* Your task: Repeat the data below in full and exactly.

* Records from a collection:

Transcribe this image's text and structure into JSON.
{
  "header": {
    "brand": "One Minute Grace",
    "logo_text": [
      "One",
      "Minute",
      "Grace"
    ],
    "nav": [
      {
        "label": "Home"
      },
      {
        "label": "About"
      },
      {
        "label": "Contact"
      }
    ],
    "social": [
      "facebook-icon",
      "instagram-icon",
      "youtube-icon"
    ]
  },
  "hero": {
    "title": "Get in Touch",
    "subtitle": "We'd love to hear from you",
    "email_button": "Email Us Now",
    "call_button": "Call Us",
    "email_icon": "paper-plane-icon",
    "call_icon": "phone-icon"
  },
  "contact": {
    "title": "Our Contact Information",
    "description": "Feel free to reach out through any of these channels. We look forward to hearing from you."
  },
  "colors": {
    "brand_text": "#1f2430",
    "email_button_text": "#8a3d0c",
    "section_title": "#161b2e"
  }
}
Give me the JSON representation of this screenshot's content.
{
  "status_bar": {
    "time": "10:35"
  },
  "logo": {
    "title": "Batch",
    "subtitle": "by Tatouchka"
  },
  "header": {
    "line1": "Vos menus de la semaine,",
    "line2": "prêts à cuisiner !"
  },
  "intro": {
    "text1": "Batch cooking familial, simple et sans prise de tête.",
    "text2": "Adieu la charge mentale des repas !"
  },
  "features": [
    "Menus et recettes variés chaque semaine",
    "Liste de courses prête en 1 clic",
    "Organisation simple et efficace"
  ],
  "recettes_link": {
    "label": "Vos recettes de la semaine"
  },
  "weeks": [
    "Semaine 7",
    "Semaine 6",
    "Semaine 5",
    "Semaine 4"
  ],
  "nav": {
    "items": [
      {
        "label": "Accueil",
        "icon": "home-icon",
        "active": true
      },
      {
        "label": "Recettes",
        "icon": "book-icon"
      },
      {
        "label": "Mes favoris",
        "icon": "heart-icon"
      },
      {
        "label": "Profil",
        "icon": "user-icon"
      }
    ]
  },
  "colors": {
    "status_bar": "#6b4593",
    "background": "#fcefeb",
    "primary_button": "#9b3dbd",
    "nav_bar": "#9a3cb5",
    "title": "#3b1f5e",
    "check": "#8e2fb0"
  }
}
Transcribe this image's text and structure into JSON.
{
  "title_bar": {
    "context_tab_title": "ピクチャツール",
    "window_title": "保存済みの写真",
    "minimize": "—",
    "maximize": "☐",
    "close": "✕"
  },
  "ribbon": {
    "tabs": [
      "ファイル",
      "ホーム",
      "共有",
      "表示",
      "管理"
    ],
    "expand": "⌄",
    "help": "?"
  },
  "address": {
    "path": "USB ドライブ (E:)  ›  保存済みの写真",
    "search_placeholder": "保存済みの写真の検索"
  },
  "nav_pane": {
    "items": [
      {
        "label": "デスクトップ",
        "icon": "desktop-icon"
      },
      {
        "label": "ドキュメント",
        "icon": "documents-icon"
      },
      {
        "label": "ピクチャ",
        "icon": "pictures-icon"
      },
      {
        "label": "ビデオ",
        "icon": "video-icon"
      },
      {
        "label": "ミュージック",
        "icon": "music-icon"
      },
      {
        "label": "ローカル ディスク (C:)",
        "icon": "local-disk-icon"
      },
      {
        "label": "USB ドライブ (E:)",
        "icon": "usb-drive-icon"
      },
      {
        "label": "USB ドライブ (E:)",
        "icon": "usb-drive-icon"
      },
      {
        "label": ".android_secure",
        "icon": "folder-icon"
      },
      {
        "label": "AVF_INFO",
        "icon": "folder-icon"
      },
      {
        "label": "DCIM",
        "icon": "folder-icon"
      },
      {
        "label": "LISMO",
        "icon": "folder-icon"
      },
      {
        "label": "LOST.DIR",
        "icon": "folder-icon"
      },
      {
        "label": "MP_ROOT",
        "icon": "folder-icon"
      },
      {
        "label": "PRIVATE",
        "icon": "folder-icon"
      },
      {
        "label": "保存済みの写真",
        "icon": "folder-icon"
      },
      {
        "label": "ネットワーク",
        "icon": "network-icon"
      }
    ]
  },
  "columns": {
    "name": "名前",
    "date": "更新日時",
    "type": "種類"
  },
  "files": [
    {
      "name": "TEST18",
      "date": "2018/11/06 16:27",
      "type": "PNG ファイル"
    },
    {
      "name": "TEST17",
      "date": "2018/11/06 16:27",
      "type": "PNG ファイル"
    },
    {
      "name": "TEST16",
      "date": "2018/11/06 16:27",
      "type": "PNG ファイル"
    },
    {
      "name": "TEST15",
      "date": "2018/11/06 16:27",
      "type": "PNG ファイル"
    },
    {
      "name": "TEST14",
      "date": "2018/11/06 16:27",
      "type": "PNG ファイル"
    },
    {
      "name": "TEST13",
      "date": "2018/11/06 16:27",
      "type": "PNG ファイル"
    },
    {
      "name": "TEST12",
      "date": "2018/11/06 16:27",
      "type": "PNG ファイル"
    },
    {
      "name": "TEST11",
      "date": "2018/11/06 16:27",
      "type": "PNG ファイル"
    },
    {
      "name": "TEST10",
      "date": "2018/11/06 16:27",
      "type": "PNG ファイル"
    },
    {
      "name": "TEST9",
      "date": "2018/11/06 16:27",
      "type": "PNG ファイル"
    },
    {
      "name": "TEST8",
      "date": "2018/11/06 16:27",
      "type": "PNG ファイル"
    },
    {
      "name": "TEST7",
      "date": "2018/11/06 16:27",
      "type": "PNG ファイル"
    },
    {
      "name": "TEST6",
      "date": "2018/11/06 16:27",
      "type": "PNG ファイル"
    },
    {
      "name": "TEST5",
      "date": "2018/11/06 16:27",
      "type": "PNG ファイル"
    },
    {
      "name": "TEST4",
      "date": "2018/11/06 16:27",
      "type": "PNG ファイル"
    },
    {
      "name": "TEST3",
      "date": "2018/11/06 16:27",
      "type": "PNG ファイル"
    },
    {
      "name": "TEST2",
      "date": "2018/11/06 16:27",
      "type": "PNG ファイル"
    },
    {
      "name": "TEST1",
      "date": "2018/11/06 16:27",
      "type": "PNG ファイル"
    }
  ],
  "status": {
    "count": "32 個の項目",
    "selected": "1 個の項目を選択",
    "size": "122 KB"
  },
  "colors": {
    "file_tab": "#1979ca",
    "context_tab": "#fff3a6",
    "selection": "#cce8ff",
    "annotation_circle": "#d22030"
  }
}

* Solution for this problem:
Transcribe this image's text and structure into JSON.
{
  "header": {
    "brand": "One Minute Grace",
    "logo_text": [
      "One",
      "Minute",
      "Grace"
    ],
    "nav": [
      {
        "label": "Home"
      },
      {
        "label": "About"
      },
      {
        "label": "Contact"
      }
    ],
    "social": [
      "facebook-icon",
      "instagram-icon",
      "youtube-icon"
    ]
  },
  "hero": {
    "title": "Get in Touch",
    "subtitle": "We'd love to hear from you",
    "email_button": "Email Us Now",
    "call_button": "Call Us",
    "email_icon": "paper-plane-icon",
    "call_icon": "phone-icon"
  },
  "contact": {
    "title": "Our Contact Information",
    "description": "Feel free to reach out through any of these channels. We look forward to hearing from you."
  },
  "colors": {
    "brand_text": "#1f2430",
    "email_button_text": "#8a3d0c",
    "section_title": "#161b2e"
  }
}
Give me the JSON representation of this screenshot's content.
{
  "status_bar": {
    "time": "10:35"
  },
  "logo": {
    "title": "Batch",
    "subtitle": "by Tatouchka"
  },
  "header": {
    "line1": "Vos menus de la semaine,",
    "line2": "prêts à cuisiner !"
  },
  "intro": {
    "text1": "Batch cooking familial, simple et sans prise de tête.",
    "text2": "Adieu la charge mentale des repas !"
  },
  "features": [
    "Menus et recettes variés chaque semaine",
    "Liste de courses prête en 1 clic",
    "Organisation simple et efficace"
  ],
  "recettes_link": {
    "label": "Vos recettes de la semaine"
  },
  "weeks": [
    "Semaine 7",
    "Semaine 6",
    "Semaine 5",
    "Semaine 4"
  ],
  "nav": {
    "items": [
      {
        "label": "Accueil",
        "icon": "home-icon",
        "active": true
      },
      {
        "label": "Recettes",
        "icon": "book-icon"
      },
      {
        "label": "Mes favoris",
        "icon": "heart-icon"
      },
      {
        "label": "Profil",
        "icon": "user-icon"
      }
    ]
  },
  "colors": {
    "status_bar": "#6b4593",
    "background": "#fcefeb",
    "primary_button": "#9b3dbd",
    "nav_bar": "#9a3cb5",
    "title": "#3b1f5e",
    "check": "#8e2fb0"
  }
}
Transcribe this image's text and structure into JSON.
{
  "title_bar": {
    "context_tab_title": "ピクチャツール",
    "window_title": "保存済みの写真",
    "minimize": "—",
    "maximize": "☐",
    "close": "✕"
  },
  "ribbon": {
    "tabs": [
      "ファイル",
      "ホーム",
      "共有",
      "表示",
      "管理"
    ],
    "expand": "⌄",
    "help": "?"
  },
  "address": {
    "path": "USB ドライブ (E:)  ›  保存済みの写真",
    "search_placeholder": "保存済みの写真の検索"
  },
  "nav_pane": {
    "items": [
      {
        "label": "デスクトップ",
        "icon": "desktop-icon"
      },
      {
        "label": "ドキュメント",
        "icon": "documents-icon"
      },
      {
        "label": "ピクチャ",
        "icon": "pictures-icon"
      },
      {
        "label": "ビデオ",
        "icon": "video-icon"
      },
      {
        "label": "ミュージック",
        "icon": "music-icon"
      },
      {
        "label": "ローカル ディスク (C:)",
        "icon": "local-disk-icon"
      },
      {
        "label": "USB ドライブ (E:)",
        "icon": "usb-drive-icon"
      },
      {
        "label": "USB ドライブ (E:)",
        "icon": "usb-drive-icon"
      },
      {
        "label": ".android_secure",
        "icon": "folder-icon"
      },
      {
        "label": "AVF_INFO",
        "icon": "folder-icon"
      },
      {
        "label": "DCIM",
        "icon": "folder-icon"
      },
      {
        "label": "LISMO",
        "icon": "folder-icon"
      },
      {
        "label": "LOST.DIR",
        "icon": "folder-icon"
      },
      {
        "label": "MP_ROOT",
        "icon": "folder-icon"
      },
      {
        "label": "PRIVATE",
        "icon": "folder-icon"
      },
      {
        "label": "保存済みの写真",
        "icon": "folder-icon"
      },
      {
        "label": "ネットワーク",
        "icon": "network-icon"
      }
    ]
  },
  "columns": {
    "name": "名前",
    "date": "更新日時",
    "type": "種類"
  },
  "files": [
    {
      "name": "TEST18",
      "date": "2018/11/06 16:27",
      "type": "PNG ファイル"
    },
    {
      "name": "TEST17",
      "date": "2018/11/06 16:27",
      "type": "PNG ファイル"
    },
    {
      "name": "TEST16",
      "date": "2018/11/06 16:27",
      "type": "PNG ファイル"
    },
    {
      "name": "TEST15",
      "date": "2018/11/06 16:27",
      "type": "PNG ファイル"
    },
    {
      "name": "TEST14",
      "date": "2018/11/06 16:27",
      "type": "PNG ファイル"
    },
    {
      "name": "TEST13",
      "date": "2018/11/06 16:27",
      "type": "PNG ファイル"
    },
    {
      "name": "TEST12",
      "date": "2018/11/06 16:27",
      "type": "PNG ファイル"
    },
    {
      "name": "TEST11",
      "date": "2018/11/06 16:27",
      "type": "PNG ファイル"
    },
    {
      "name": "TEST10",
      "date": "2018/11/06 16:27",
      "type": "PNG ファイル"
    },
    {
      "name": "TEST9",
      "date": "2018/11/06 16:27",
      "type": "PNG ファイル"
    },
    {
      "name": "TEST8",
      "date": "2018/11/06 16:27",
      "type": "PNG ファイル"
    },
    {
      "name": "TEST7",
      "date": "2018/11/06 16:27",
      "type": "PNG ファイル"
    },
    {
      "name": "TEST6",
      "date": "2018/11/06 16:27",
      "type": "PNG ファイル"
    },
    {
      "name": "TEST5",
      "date": "2018/11/06 16:27",
      "type": "PNG ファイル"
    },
    {
      "name": "TEST4",
      "date": "2018/11/06 16:27",
      "type": "PNG ファイル"
    },
    {
      "name": "TEST3",
      "date": "2018/11/06 16:27",
      "type": "PNG ファイル"
    },
    {
      "name": "TEST2",
      "date": "2018/11/06 16:27",
      "type": "PNG ファイル"
    },
    {
      "name": "TEST1",
      "date": "2018/11/06 16:27",
      "type": "PNG ファイル"
    }
  ],
  "status": {
    "count": "32 個の項目",
    "selected": "1 個の項目を選択",
    "size": "122 KB"
  },
  "colors": {
    "file_tab": "#1979ca",
    "context_tab": "#fff3a6",
    "selection": "#cce8ff",
    "annotation_circle": "#d22030"
  }
}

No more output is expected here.